so how about you just start with you.
and i'm just going to start here. i'm going to use my voice where it is heard.
because one time i heard God whisper, i'm going to use your voice. and i thought he meant singing. (laugh). which is funny.... because i'm not a great singer...put me in a choir with 30 people around me and i'm ok. but i think he probably meant, like this. he gave me eyes to see when i was in the city, and then he brought us to the suburbs. why? maybe just so i would have this perspective for this unique time. a perspective to take what i saw and turn it into a mouthpiece to the suburbs. to help whoever i influence see that something is not right here.
notice, i'm not offering a solution. i have none. this is only the start to a conversation in my world. i may do it wrong, i may incite a bit of anger. surely i offended many people by using the words black and white. but, that is not my intention and honestly, internet fights don't change anything. but starting where you are with your voice does.
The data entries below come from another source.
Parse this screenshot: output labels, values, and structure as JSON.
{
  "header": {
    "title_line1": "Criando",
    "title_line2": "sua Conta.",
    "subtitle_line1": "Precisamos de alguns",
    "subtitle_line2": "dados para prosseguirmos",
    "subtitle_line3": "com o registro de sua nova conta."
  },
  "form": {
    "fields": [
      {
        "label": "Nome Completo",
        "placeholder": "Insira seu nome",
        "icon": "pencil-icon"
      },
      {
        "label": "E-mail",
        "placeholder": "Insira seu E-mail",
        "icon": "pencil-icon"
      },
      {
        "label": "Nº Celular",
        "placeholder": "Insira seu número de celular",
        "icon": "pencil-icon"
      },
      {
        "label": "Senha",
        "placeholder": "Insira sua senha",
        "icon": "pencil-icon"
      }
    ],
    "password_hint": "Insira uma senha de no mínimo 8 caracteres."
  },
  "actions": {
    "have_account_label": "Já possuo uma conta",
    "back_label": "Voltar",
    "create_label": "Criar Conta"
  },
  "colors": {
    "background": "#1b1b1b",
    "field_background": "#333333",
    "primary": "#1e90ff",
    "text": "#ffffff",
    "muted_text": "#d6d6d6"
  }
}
i believe the gospel has something to say about all this and i believe that it calls us to reconciliation. if you've ever had a hard conversation with a friend over coffee about hurt feelings, you know how completely awkward it is. this is no different. awkward. clumsy. hurt feelings on both sides. we're going there.
if you want to change the world, start small and start right where you're at. i may not be on the picket lines in st.louis and new york, but my influence is here and that's where i'll start. where can you start?
stay tuned for an interview on race in the coming weeks or so. nothing formal. just a conversation.